On her most recent trip back to Luapula Province, Abigail was accompanying the US Ambassador to Zambia, Mark Storella, and a delegation of senior aid officials, translating for them, and acting as a guide to her home region. Yet she is still only 24 years old. Doesn’t she ever feel shy, or nervous?

She laughs. “It’s a normal thing,” she says, “to feel nervous. But it’s only for the first five minutes. Then I say to myself, ‘Oh, I’ve done this before. If I remain in my shell I will never get out of it. So I make myself confident. Even a village girl can do that’.”

Abigail has come a long way from very modest beginnings. Her mother died when she was a child, and her grandmother, a subsistence farmer, couldn’t afford her school fees. But she had a sympathetic headmaster, and with support from Camfed, the Campaign for Female Education, she was able to finish school and go on to business college. Now she works for Camfed in its education department, and heads its network of alumnae in the country. The head of Camfed in Zambia, Barbara Chilangwa, describes her as 'a very remarkable young woman.'

Along the way Abigail has been to the United States with a group of young people from all over Africa, and met President Obama as well as the First Lady, and she has received a $5,000 award to run a project of her own in her home village. She was recently appointed to a youth panel to advise the UN Secretary General on global education policy.

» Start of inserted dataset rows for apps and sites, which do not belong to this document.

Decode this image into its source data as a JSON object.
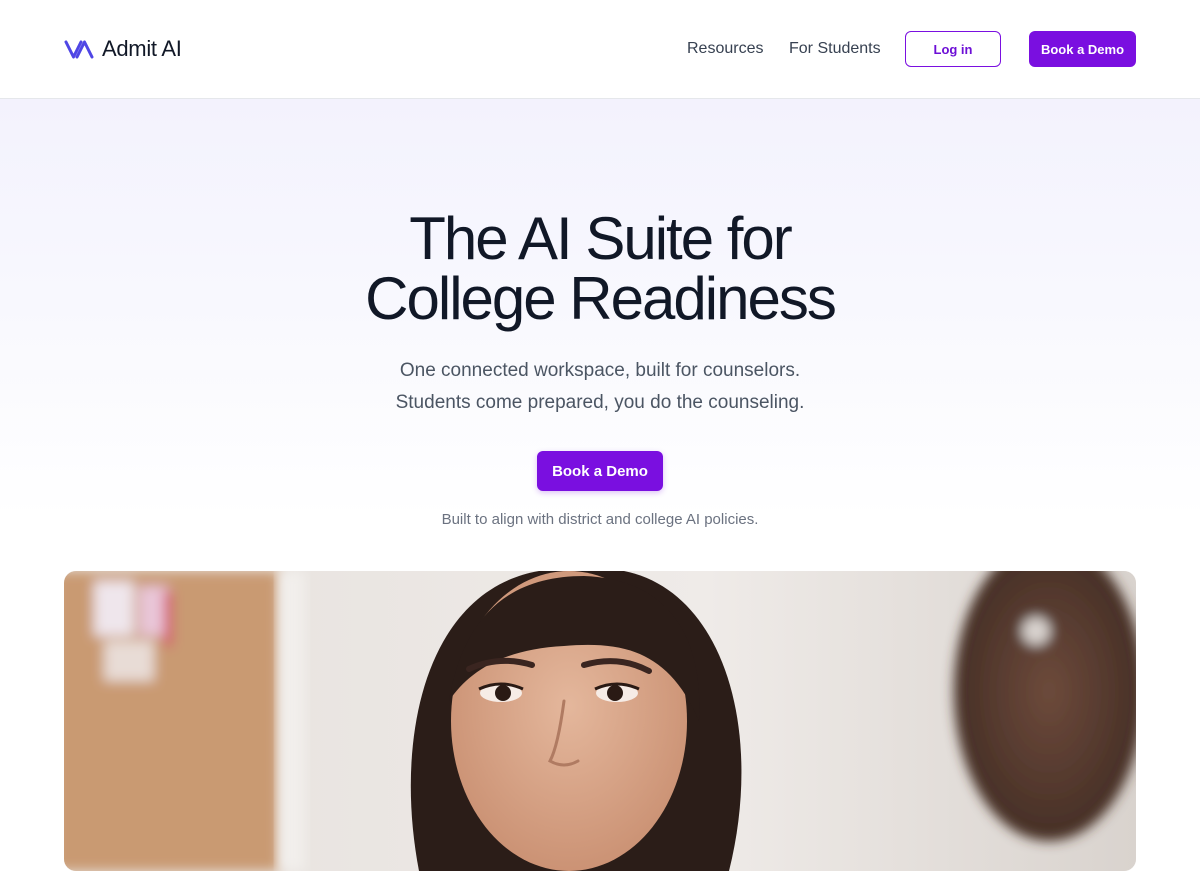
{
  "brand": {
    "name": "Admit AI",
    "logo_icon": "admit-ai-logo-icon"
  },
  "nav": {
    "links": [
      {
        "label": "Resources"
      },
      {
        "label": "For Students"
      }
    ],
    "login_label": "Log in",
    "demo_label": "Book a Demo"
  },
  "hero": {
    "title_line1": "The AI Suite for",
    "title_line2": "College Readiness",
    "subtitle_line1": "One connected workspace, built for counselors.",
    "subtitle_line2": "Students come prepared, you do the counseling.",
    "cta_label": "Book a Demo",
    "note": "Built to align with district and college AI policies."
  },
  "colors": {
    "accent": "#7a0fe0",
    "logo": "#4f46e5",
    "text_primary": "#111827",
    "text_secondary": "#4b5563",
    "hero_bg_top": "#f3f2fd"
  }
}
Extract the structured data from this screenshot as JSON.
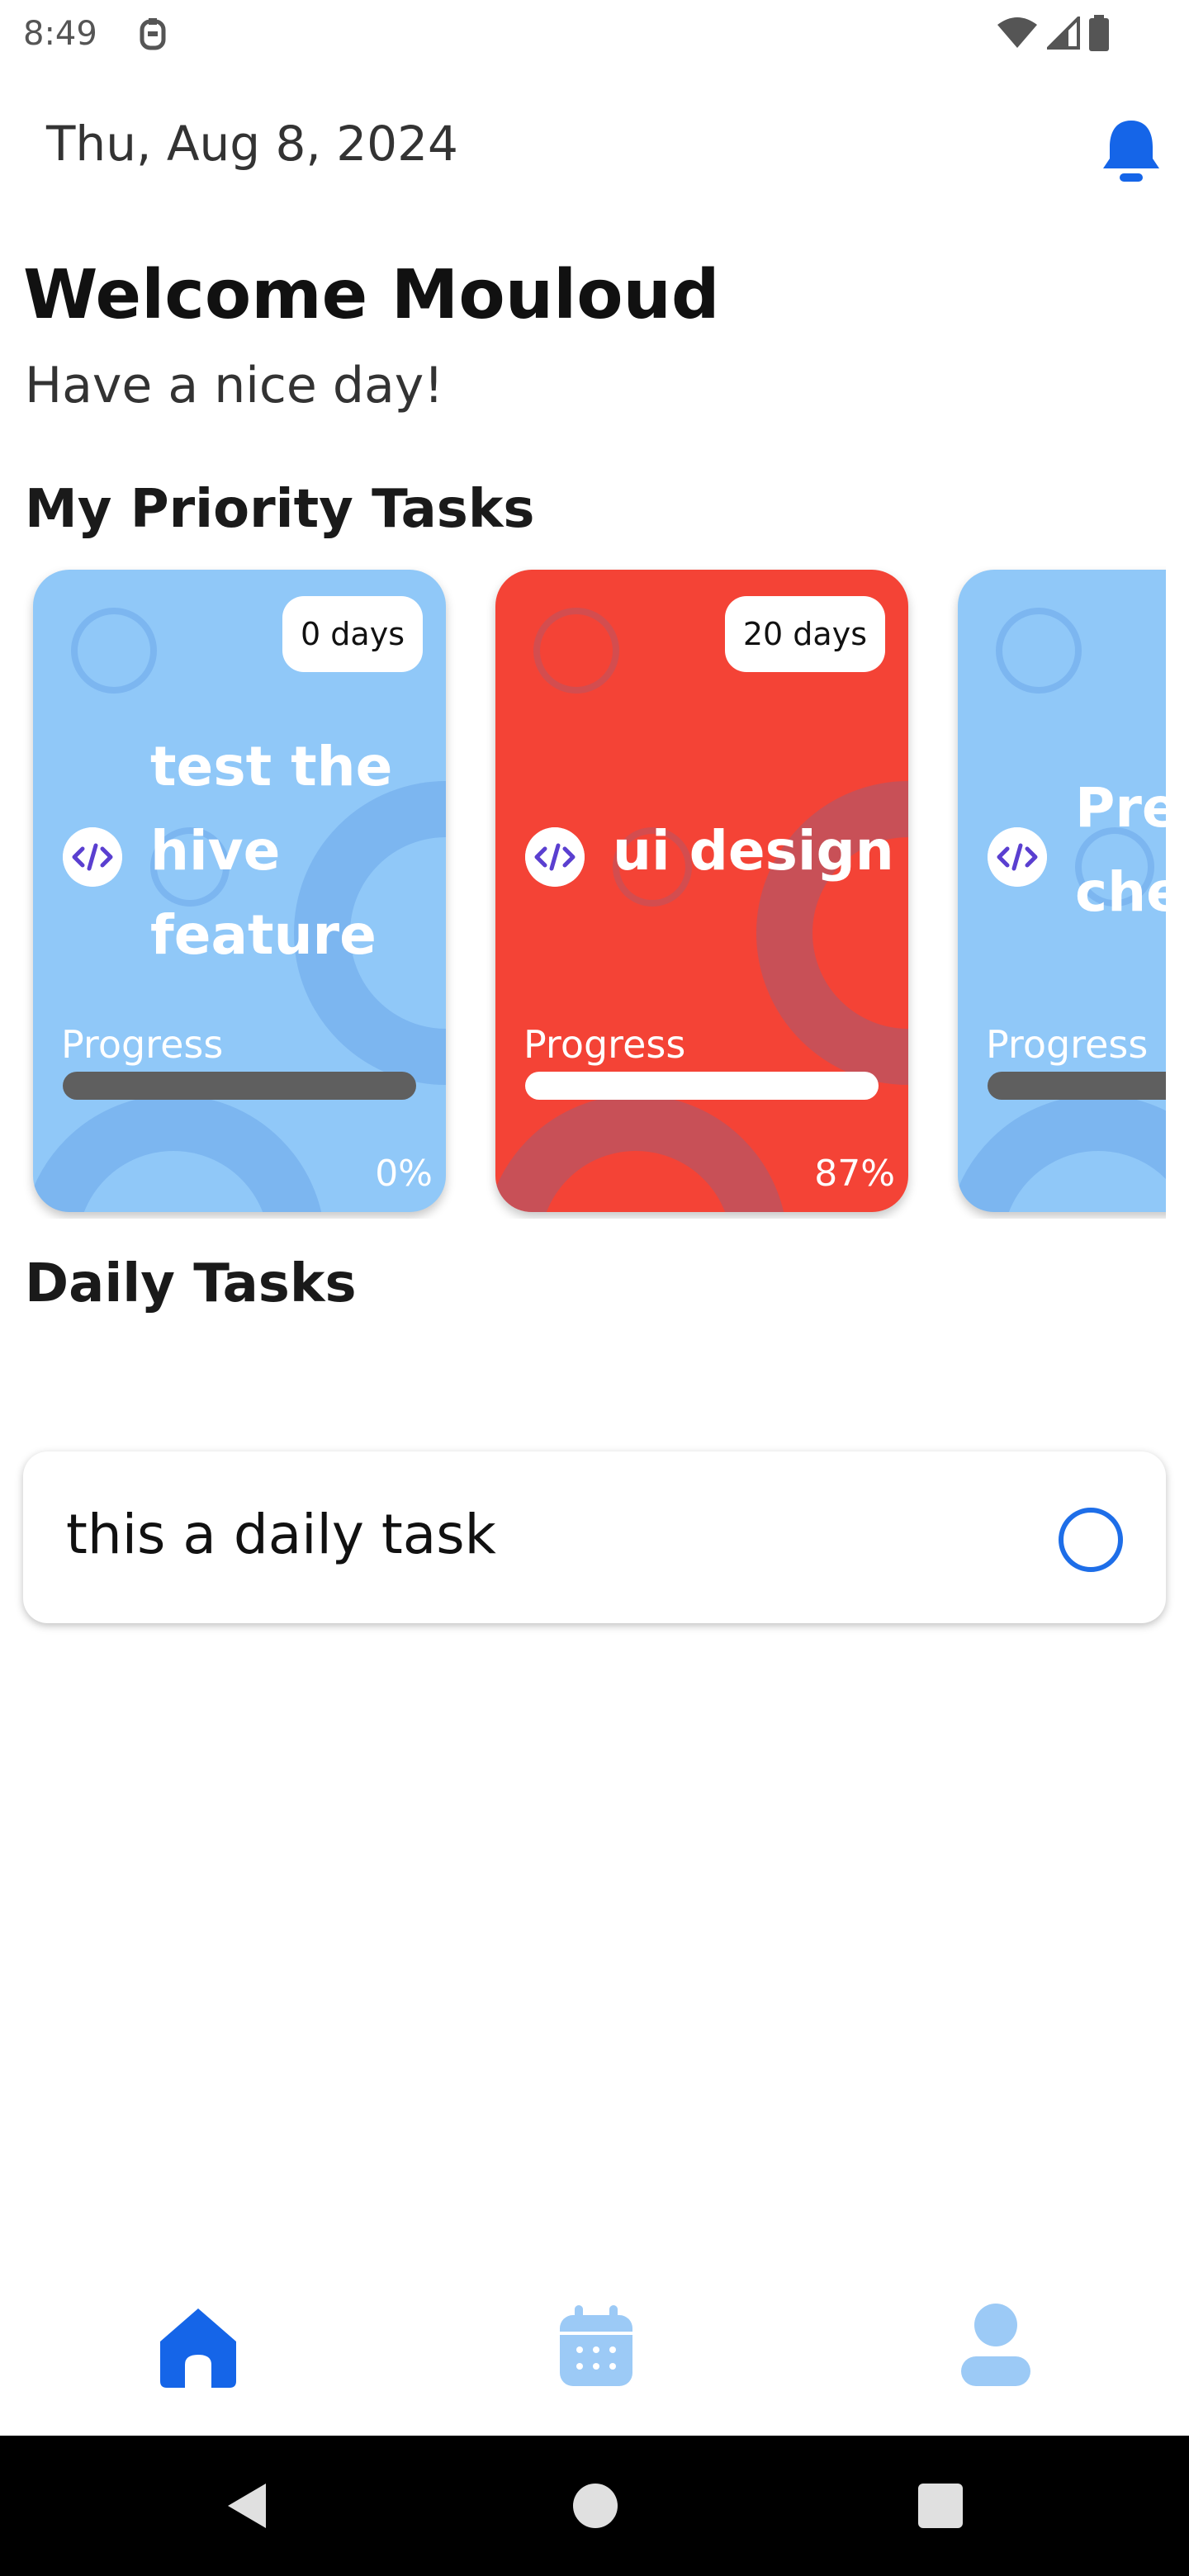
{
  "status_bar": {
    "time": "8:49"
  },
  "header": {
    "date": "Thu, Aug 8, 2024"
  },
  "greeting": {
    "title": "Welcome Mouloud",
    "subtitle": "Have a nice day!"
  },
  "priority": {
    "title": "My Priority Tasks",
    "cards": [
      {
        "days": "0 days",
        "title": "test the hive feature",
        "progress_label": "Progress",
        "percent": "0%",
        "progress": 0,
        "color": "#90c8f8",
        "track_color": "#5f5f5f",
        "fill_color": "#5f5f5f"
      },
      {
        "days": "20 days",
        "title": "ui design",
        "progress_label": "Progress",
        "percent": "87%",
        "progress": 0.87,
        "color": "#f44336",
        "track_color": "#ffffff",
        "fill_color": "#ffffff"
      },
      {
        "days": "",
        "title": "Pre che",
        "progress_label": "Progress",
        "percent": "",
        "progress": 0,
        "color": "#90c8f8",
        "track_color": "#5f5f5f",
        "fill_color": "#5f5f5f"
      }
    ]
  },
  "daily": {
    "title": "Daily Tasks",
    "tasks": [
      {
        "label": "this a daily task"
      }
    ]
  },
  "bottom_nav": {
    "items": [
      "home-icon",
      "calendar-icon",
      "profile-icon"
    ],
    "active_color": "#1565e8",
    "inactive_color": "#9ccaf6"
  },
  "colors": {
    "accent": "#1565e8"
  }
}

The Cama network of Camfed alumnae which she heads is active in Luapula Province, as it is all over Zambia. In the little fishing town of Samfya, an IT resource centre, set up by Camfed, is being run by some of the young women who got their education thanks to Camfed bursaries. It has the only reliable internet access in the district and is extremely popular, not just with the Camfed alumnae, but with teachers and students, medical workers, police officers and many others.

The Samfya project also provides a social centre for young women, something otherwise lacking in rural Zambia. Abigail says, “There is really nowhere for young people to go and nothing for them to do, except for drinking beer in beer halls. At least now girls who want to learn something can be with us in the centre.”

Her one regret is that there wasn’t time to take the Ambassador to see the Resource Centre, or to bring him to her own village of Lubwe, some twenty kilometres away from Samfya. It’s here that Abigail has been running her own project, offering training to young women in budgeting and basic money management. Most of the women in Lubwe are farmers or traders, buying and selling vegetables, fresh and dried fish from the nearby lake, and printed cotton cloth which they bring from the Tanzanian border.

“People are poor,” says Abigail, “but they are not 100% poor. They handle perhaps $50 a month, or every two months, yet they never manage to save. I get them to understand that if they saved just a little every day, how much money they could save in a year.

“They didn’t go to school, but they can all count, and having some training is a big thing for them. I can’t just sit there; I can’t sit on the skills and information I have. If I pass it on even to just ten or twelve others, then I can make a difference.”